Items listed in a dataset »
------------
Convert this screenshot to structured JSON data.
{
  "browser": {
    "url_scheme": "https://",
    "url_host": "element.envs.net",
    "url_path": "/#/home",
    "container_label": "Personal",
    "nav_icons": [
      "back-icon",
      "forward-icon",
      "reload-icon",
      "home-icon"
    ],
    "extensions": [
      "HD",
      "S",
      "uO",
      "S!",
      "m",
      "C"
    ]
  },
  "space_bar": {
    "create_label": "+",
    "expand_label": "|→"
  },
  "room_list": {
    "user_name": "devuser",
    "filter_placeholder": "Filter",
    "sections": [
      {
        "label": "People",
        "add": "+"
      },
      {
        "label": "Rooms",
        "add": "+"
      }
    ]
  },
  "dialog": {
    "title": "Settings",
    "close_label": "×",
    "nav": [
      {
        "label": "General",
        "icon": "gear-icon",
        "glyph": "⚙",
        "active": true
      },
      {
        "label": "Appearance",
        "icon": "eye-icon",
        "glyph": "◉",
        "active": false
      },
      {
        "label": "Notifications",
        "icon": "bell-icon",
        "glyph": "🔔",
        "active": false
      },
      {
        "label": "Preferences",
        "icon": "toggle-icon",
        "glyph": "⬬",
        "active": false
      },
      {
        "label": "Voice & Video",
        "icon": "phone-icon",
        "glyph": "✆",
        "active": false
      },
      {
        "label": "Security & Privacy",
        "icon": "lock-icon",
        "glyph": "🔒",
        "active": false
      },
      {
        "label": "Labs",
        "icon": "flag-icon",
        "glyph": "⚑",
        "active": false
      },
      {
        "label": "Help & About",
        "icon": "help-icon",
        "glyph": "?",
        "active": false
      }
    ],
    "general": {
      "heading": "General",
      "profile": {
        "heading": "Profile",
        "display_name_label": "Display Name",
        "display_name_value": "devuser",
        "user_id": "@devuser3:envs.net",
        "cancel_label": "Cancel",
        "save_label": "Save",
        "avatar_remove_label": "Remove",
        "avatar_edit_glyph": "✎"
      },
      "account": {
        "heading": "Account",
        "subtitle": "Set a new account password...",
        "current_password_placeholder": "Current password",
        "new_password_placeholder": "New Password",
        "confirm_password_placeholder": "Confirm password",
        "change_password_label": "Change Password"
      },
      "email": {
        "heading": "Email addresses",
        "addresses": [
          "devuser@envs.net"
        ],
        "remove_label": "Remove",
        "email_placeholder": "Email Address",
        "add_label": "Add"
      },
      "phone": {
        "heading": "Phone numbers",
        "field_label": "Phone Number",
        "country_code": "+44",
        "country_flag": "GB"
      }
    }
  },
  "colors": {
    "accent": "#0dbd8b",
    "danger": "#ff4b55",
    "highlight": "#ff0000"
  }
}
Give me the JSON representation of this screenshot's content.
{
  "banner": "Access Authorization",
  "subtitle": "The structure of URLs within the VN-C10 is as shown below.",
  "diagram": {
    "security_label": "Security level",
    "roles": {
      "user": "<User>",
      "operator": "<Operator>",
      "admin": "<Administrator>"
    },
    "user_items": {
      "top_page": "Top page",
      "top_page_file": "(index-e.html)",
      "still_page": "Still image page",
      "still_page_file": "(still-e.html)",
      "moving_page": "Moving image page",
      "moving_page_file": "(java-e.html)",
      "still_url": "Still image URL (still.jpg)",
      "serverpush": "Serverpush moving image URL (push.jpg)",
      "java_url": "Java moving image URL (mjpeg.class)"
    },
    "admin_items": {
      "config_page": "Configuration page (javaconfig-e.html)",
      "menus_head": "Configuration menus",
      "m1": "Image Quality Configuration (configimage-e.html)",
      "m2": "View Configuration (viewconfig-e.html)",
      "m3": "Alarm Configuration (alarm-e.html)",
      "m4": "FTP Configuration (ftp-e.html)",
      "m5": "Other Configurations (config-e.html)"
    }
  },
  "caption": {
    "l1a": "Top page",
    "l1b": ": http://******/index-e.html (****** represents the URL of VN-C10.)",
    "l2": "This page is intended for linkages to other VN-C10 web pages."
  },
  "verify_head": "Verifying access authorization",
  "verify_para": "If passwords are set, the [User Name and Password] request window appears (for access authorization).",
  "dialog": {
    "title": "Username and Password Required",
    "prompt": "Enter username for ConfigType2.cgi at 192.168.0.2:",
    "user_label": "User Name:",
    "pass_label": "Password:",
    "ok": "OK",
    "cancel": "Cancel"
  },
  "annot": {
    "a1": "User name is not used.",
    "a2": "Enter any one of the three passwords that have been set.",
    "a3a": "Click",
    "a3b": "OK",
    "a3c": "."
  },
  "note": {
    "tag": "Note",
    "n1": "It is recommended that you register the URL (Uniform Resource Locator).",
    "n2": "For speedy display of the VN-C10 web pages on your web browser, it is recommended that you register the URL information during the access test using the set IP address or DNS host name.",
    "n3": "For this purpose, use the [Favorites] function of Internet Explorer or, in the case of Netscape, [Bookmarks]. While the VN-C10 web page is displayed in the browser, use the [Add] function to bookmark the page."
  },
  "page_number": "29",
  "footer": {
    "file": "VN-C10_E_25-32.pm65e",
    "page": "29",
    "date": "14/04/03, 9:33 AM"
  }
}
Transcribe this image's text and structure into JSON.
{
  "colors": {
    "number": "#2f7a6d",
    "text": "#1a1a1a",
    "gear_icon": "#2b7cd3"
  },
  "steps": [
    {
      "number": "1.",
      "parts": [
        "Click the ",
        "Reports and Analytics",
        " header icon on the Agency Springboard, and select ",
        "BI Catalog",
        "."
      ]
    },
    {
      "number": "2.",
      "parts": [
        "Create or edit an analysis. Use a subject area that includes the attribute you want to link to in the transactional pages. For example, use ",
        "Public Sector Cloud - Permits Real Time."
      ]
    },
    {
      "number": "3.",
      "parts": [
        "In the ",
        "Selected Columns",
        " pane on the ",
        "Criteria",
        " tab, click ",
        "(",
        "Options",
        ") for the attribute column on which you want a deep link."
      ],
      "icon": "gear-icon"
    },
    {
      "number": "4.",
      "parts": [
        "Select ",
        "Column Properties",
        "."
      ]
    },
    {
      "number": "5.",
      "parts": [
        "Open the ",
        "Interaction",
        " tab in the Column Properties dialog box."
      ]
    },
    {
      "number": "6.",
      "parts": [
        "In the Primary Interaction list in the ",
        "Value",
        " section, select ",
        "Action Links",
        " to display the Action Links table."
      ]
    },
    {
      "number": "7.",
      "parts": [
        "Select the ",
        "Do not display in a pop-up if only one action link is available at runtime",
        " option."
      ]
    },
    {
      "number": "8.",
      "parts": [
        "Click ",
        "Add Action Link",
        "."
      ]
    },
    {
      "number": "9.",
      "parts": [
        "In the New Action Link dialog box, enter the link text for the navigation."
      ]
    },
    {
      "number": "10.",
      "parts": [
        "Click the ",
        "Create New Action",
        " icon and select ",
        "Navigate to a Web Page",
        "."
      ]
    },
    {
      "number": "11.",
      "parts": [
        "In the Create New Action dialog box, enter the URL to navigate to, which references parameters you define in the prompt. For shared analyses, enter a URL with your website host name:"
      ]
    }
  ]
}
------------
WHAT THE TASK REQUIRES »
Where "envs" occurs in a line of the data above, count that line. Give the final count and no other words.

OUTPUT OF THE TASK »
3